The claims I make above are NOT exaggerated. They are in fact based on my personal experiences doing the foregoing (a). As an manager in the challenging, fast_paced manufacturing work environment of a corporate multinational (b). As a solutions developer for individuals and businesses who use MS Excel for their work.
The visiting head of the technical function only needed to look at the most recently plotted point on the chart (relative to preceding ones) for a Key Performance Indicator like. Cost per Hectolitres brewed(One Hectolitre = 100 Litres), to know if the brewery had stayed within the approved upper limit of spend(plotted as a straight line target across the same period) or not. Discussions would then take place based on identified "Exceptions"(which could be "good" e.g. savings made or "bad" e.g. monetary loss due to materials over_used), and "Actions To Be Taken" to correct or maintain observed performances agreed upon.
2. Sourcing Capital _ For Expansion or Startup. You can make it easier for banks and prospective investors to back you financially and/or take the decision to buy into your business. Those already running their businesses will know that banks like to see detailed business records that show in real terms all aspects of a business' performance. Without detailed and comprehensive spreadsheet tracking, it might be difficult to show this. Agreed there are software applications that capture most of these. However, sometimes, you want to highlight certain scenarios or trends in a way that an off_the_shelf application cannot accommodate due to the uniqueness of your need.

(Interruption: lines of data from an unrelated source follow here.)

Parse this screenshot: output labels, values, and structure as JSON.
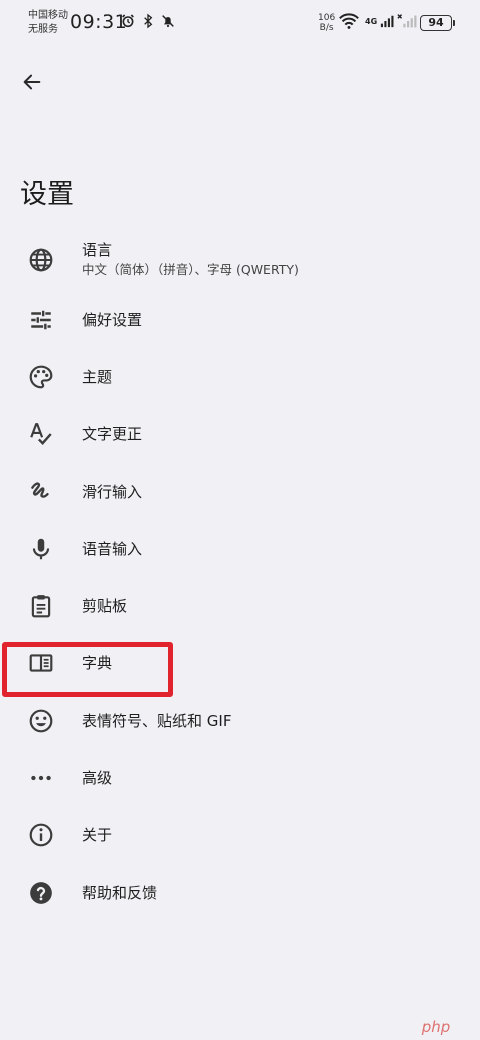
{
  "status_bar": {
    "carrier_line1": "中国移动",
    "carrier_line2": "无服务",
    "time": "09:31",
    "net_speed_value": "106",
    "net_speed_unit": "B/s",
    "network_type": "4G",
    "battery": "94",
    "icons": [
      "alarm-icon",
      "bluetooth-icon",
      "mute-icon",
      "wifi-icon",
      "signal-icon",
      "no-signal-icon"
    ]
  },
  "header": {
    "back_icon": "arrow-left-icon",
    "title": "设置"
  },
  "settings": {
    "items": [
      {
        "label": "语言",
        "sub": "中文（简体）（拼音）、字母 (QWERTY)",
        "icon": "globe-icon"
      },
      {
        "label": "偏好设置",
        "icon": "sliders-icon"
      },
      {
        "label": "主题",
        "icon": "palette-icon"
      },
      {
        "label": "文字更正",
        "icon": "spellcheck-icon"
      },
      {
        "label": "滑行输入",
        "icon": "gesture-icon"
      },
      {
        "label": "语音输入",
        "icon": "microphone-icon"
      },
      {
        "label": "剪贴板",
        "icon": "clipboard-icon"
      },
      {
        "label": "字典",
        "icon": "book-icon"
      },
      {
        "label": "表情符号、贴纸和 GIF",
        "icon": "emoji-icon"
      },
      {
        "label": "高级",
        "icon": "more-horizontal-icon"
      },
      {
        "label": "关于",
        "icon": "info-icon"
      },
      {
        "label": "帮助和反馈",
        "icon": "help-icon"
      }
    ]
  },
  "watermark": "php",
  "colors": {
    "background": "#f1f0f5",
    "highlight": "#e0232d",
    "icon": "#3c3c3c"
  }
}
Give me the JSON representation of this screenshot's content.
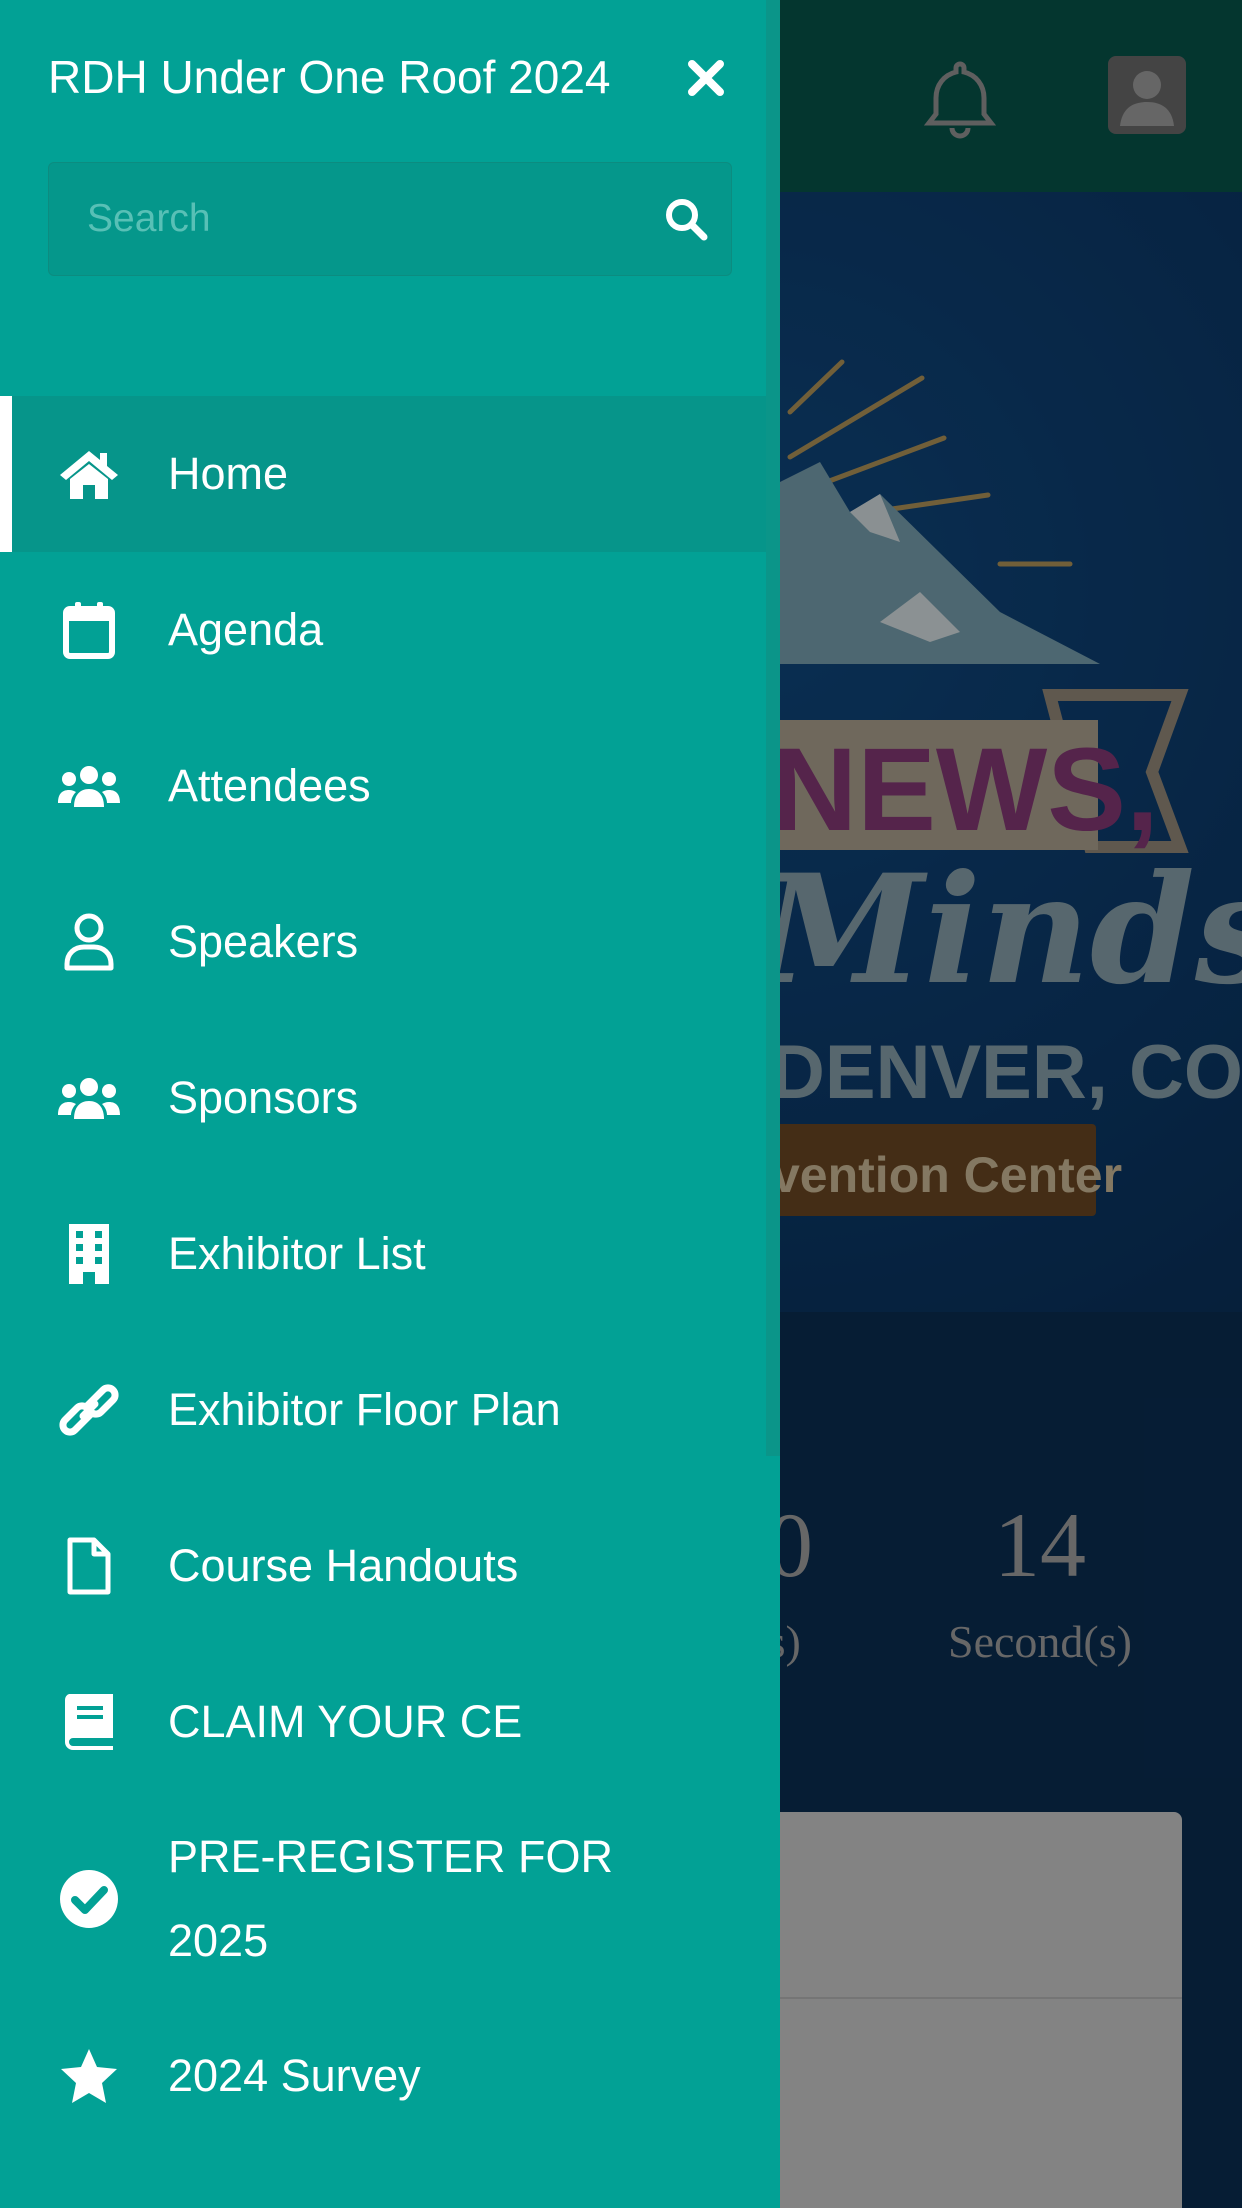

It is in this regard that the use of spreadsheet tracking becomes relevant.
From this point on, I will refer to only one of the above mentioned applications, because it is my preferred work environment. That is Microsoft Excel. I believe users of other spreadsheet applications will be able to adapt whatever I say from here for use in their own peculiar environments.